  2. I'm just in the middle (or rather, quite near the end) of reading this book! and I'm enjoying it very much. Glad you liked it too. Thanks for the review.

  3. Lyn, I hadn't even heard of this author (hanging my head in shame here!) and I'm off to look for a copy right now. However much I try to pretend I'm an up-market reader, I love a good detective and some of these early ones are superb period pieces. Thank you.

  4. Hi, came to this blog from Martin's. It was interesting to see you posting about Anna Katherine Green at the same time I had mentioned her in the comments on Martin's post on Winifred Peck's The Warrielaw Jewel.

    As someone who has read and enjoyed other Peck and who enjoys Green, you should like The Warrielaw Jewel. I wish someone like Persephone would reprint it.

  5. Hi Lyn. Thanks for the great review. The title of this book rings a bell and it is fascinating to see how perhaps Doyle et al may have borrowed from this author. Sadly, I don't think she is very well known today? I shall try to pick up a copy :-)
    As an aside: just to let you know that the link to my blog in your blogroll is to a defunct Wordpress entry (I was experimenting!). Sorry to trouble you but the active address is

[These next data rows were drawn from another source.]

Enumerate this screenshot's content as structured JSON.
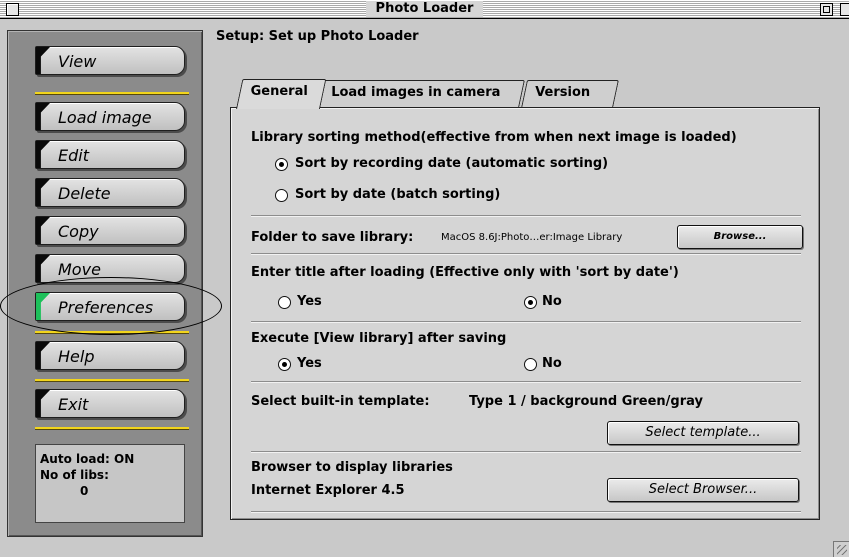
{
  "window": {
    "title": "Photo Loader"
  },
  "sidebar": {
    "buttons": [
      {
        "label": "View"
      },
      {
        "label": "Load image"
      },
      {
        "label": "Edit"
      },
      {
        "label": "Delete"
      },
      {
        "label": "Copy"
      },
      {
        "label": "Move"
      },
      {
        "label": "Preferences"
      },
      {
        "label": "Help"
      },
      {
        "label": "Exit"
      }
    ],
    "status": {
      "auto_load": "Auto load:  ON",
      "libs_label": "No of libs:",
      "libs_value": "0"
    }
  },
  "main": {
    "setup_label": "Setup: Set up Photo Loader",
    "tabs": [
      {
        "label": "General",
        "selected": true
      },
      {
        "label": "Load images in camera",
        "selected": false
      },
      {
        "label": "Version",
        "selected": false
      }
    ]
  },
  "general": {
    "sorting": {
      "heading": "Library sorting method(effective from when next image is loaded)",
      "option_recording": "Sort by recording date (automatic sorting)",
      "option_date": "Sort by date (batch sorting)",
      "selected": "recording"
    },
    "folder": {
      "label": "Folder to save library:",
      "path": "MacOS 8.6J:Photo…er:Image Library",
      "browse": "Browse..."
    },
    "title_entry": {
      "heading": "Enter title after loading (Effective only with 'sort by date')",
      "yes": "Yes",
      "no": "No",
      "selected": "no"
    },
    "execute_view": {
      "heading": "Execute [View library] after saving",
      "yes": "Yes",
      "no": "No",
      "selected": "yes"
    },
    "template": {
      "label": "Select built-in template:",
      "value": "Type 1 / background Green/gray",
      "button": "Select template..."
    },
    "browser": {
      "label": "Browser to display libraries",
      "value": "Internet Explorer 4.5",
      "button": "Select Browser..."
    }
  },
  "colors": {
    "sidebar_bg": "#8b8b8b",
    "separator": "#f2d51c",
    "active_flag": "#1dc05a"
  }
}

  6. Mystica, I hope you can get hold of a copy. If you have an e-reader, you can download it for free from Girlebooks. Harriet, I'm glad you're enjoying it. I was amazed at how many of the conventions of the detective novel seem to have appeared in this novel first. Annie, I'd heard of AKG but, apart from some short stories I think I read years ago, I hadn't read any of her books. Vegetableduck, I'd love to read more of Winifred Peck's novels. It's always good to find another detective writer. Rochester Reader, thanks for the link, I've updated the blogroll. I'll have to go back through your archive now, I've probably missed quite a lot!

  7. Lyn, Lady Peck wrote a supernatural novel as well, called Unseen Array, that looks quite good. I think The Warrielaw Jewel actually was her first novel.

    You have an interesting and attractive blog site, by the way; I will enjoy visiting it!

  8. Winifred Peck wrote mysteries? I only know her from the one book Persephone Books published--that I started reading but I lost the thread on so set it aside. How interesting! I have this AKG book and an very much looking forward to reading it!

  9. Thank you Vegetableduck! I read quite a lot of mysteries so I hope you enjoy visiting the blog. I'd be interested in anything else by Peck so I hope someone reprints more of her books one day. Dani, I loved House Bound, I hope you pick up the thread again one day. I'll be interested to see what you think of Leavenworth.

  10. I'm glad that Penguin has reprinted this one. Let's hope more crime classics follow!